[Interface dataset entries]
——

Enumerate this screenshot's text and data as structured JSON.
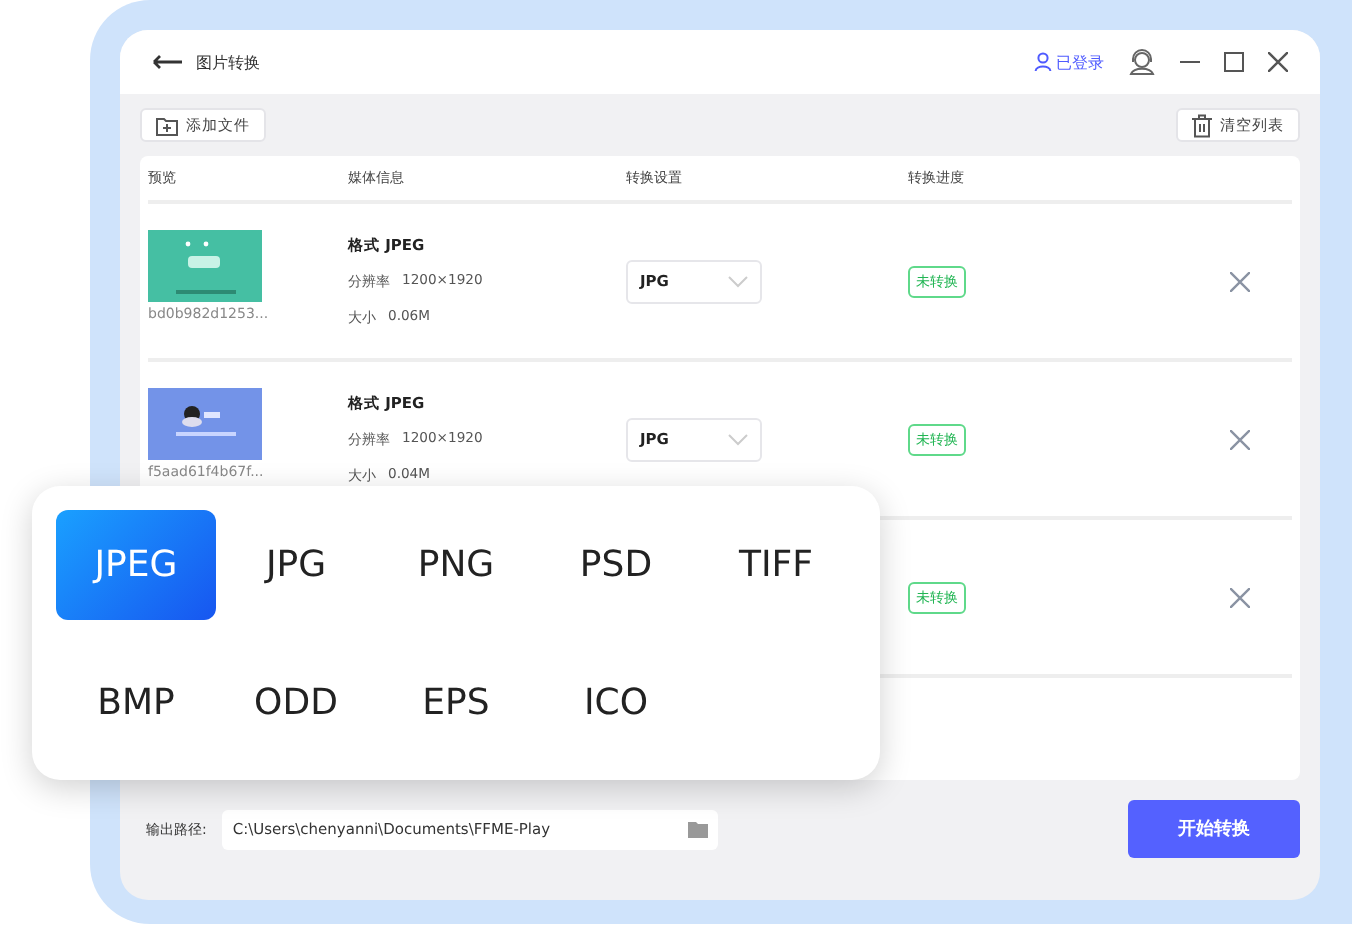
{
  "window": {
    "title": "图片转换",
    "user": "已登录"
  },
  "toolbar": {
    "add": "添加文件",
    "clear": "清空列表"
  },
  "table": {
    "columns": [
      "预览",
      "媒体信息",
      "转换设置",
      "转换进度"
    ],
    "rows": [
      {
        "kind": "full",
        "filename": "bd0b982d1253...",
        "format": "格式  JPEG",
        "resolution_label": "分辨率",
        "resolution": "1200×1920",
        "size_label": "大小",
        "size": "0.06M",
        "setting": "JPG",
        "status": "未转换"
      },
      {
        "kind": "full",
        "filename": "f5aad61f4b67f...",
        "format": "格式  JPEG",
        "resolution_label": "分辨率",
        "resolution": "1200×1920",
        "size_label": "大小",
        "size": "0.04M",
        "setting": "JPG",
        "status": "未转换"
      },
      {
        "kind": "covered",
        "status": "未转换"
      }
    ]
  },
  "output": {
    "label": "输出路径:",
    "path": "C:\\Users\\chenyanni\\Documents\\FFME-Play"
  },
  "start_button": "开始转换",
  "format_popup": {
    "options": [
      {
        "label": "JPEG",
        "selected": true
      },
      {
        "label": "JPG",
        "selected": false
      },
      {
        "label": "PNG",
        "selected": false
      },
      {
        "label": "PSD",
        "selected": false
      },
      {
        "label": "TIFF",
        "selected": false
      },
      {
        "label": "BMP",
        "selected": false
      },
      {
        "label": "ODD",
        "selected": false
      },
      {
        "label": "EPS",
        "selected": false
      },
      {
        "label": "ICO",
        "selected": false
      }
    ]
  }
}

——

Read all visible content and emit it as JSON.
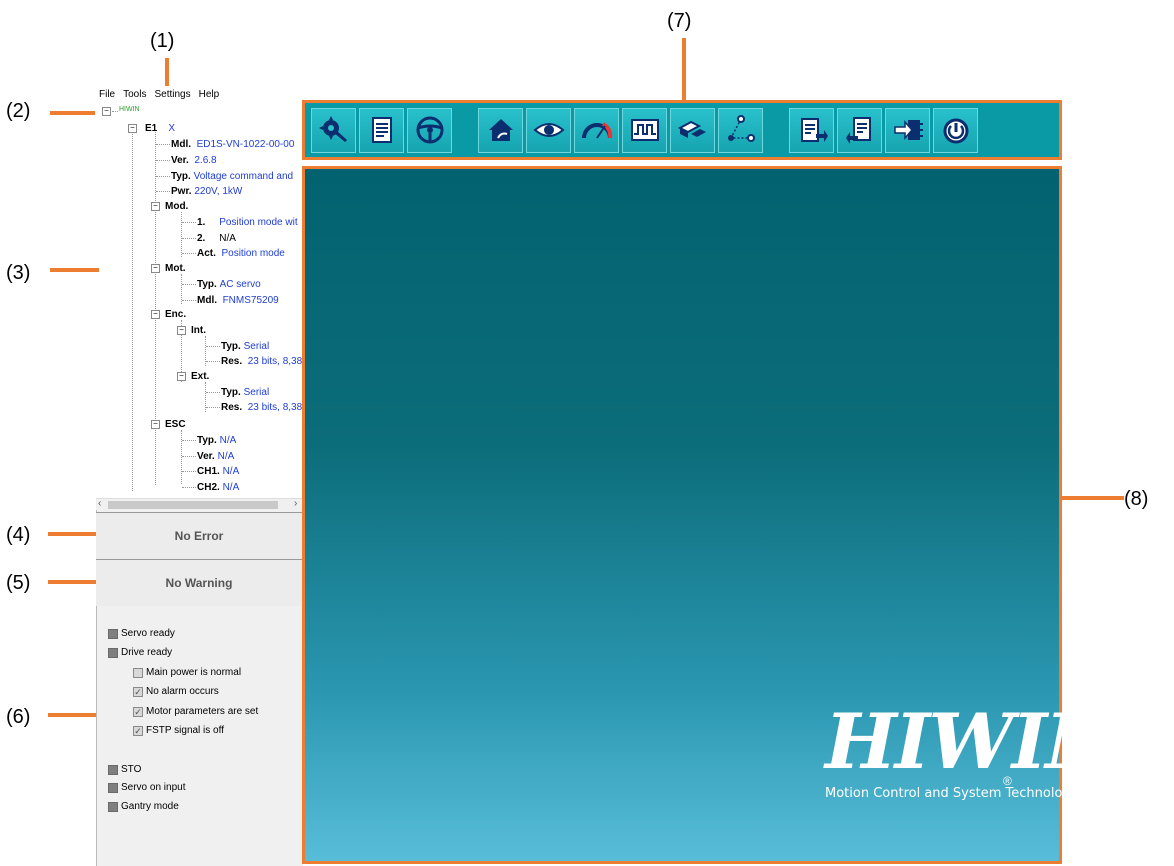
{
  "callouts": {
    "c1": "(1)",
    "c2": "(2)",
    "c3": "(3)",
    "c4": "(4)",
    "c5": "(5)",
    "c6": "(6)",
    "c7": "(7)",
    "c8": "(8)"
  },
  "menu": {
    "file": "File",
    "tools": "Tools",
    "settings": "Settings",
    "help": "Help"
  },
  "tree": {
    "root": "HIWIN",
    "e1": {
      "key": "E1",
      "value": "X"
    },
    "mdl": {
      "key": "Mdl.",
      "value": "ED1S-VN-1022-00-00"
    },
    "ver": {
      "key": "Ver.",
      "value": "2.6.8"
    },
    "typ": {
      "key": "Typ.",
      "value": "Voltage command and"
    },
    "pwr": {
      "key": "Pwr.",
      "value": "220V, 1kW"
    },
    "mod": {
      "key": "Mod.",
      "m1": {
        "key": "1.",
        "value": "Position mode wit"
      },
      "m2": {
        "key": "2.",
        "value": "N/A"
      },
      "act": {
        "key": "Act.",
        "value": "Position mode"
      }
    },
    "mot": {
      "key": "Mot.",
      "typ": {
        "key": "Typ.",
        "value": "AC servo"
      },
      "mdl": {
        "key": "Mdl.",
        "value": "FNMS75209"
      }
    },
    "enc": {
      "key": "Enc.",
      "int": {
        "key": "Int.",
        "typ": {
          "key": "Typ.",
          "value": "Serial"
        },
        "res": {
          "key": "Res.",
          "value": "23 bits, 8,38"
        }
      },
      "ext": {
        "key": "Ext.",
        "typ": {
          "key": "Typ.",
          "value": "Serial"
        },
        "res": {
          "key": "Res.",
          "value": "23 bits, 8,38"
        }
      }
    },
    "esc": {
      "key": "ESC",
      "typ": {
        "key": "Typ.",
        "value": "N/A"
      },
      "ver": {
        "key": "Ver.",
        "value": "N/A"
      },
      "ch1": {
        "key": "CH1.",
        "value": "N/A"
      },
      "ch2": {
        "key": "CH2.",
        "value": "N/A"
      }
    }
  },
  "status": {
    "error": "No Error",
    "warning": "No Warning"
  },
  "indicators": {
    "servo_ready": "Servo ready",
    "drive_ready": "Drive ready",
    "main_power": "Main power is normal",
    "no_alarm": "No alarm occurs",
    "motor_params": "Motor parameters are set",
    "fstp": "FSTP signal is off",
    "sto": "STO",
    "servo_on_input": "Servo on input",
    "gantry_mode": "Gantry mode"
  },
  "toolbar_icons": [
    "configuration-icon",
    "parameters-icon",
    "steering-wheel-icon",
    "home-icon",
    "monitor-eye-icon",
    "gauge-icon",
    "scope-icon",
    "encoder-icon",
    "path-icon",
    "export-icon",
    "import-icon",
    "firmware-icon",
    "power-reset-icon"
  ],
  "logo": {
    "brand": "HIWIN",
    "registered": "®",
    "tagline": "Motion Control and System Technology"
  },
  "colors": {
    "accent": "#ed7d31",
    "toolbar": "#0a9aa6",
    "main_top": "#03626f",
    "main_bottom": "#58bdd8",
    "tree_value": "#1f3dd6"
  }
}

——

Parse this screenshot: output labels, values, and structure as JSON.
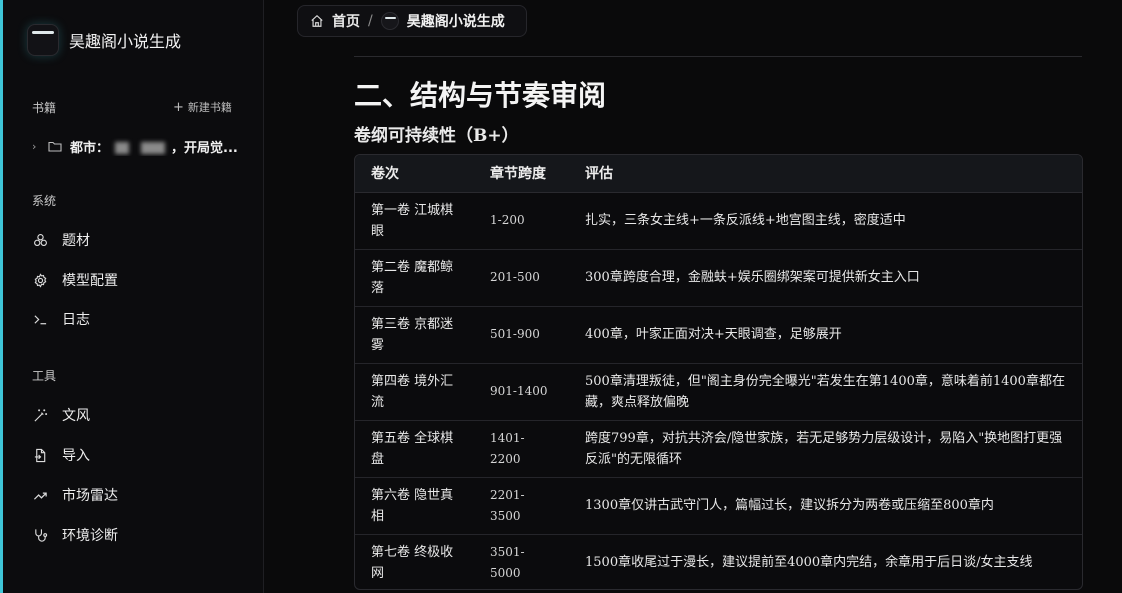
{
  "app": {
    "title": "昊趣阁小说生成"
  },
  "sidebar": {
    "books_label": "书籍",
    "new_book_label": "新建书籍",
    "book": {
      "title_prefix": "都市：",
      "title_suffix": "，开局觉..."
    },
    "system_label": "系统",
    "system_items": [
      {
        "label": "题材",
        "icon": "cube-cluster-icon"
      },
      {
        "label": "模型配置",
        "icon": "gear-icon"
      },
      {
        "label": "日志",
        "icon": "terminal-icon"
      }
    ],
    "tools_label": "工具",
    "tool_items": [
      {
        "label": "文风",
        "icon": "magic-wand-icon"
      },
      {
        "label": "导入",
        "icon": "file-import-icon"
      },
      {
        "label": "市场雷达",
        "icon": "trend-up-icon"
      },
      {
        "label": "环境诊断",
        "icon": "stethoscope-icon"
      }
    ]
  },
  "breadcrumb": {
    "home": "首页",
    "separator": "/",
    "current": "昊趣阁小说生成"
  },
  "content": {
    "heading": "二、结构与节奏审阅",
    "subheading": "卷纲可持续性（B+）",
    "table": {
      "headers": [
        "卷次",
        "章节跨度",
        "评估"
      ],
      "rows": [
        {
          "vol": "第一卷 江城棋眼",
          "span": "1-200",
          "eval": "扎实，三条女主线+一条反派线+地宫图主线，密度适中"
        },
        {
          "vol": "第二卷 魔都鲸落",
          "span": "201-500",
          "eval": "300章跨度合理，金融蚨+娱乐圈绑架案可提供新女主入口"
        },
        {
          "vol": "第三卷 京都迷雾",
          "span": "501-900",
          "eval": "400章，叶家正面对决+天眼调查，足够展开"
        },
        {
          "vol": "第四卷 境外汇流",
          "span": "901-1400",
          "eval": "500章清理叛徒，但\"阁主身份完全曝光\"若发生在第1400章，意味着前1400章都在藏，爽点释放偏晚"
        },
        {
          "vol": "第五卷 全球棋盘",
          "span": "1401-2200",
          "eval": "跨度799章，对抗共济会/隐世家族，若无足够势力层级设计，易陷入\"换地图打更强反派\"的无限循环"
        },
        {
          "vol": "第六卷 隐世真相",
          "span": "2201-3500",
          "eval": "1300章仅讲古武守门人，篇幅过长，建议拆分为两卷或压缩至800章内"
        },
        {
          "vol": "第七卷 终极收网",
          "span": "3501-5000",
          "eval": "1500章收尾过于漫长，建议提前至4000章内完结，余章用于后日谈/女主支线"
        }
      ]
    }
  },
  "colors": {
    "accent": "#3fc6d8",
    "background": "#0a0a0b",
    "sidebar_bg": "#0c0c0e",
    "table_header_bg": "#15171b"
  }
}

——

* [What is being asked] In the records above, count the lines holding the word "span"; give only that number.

* [Task response] 7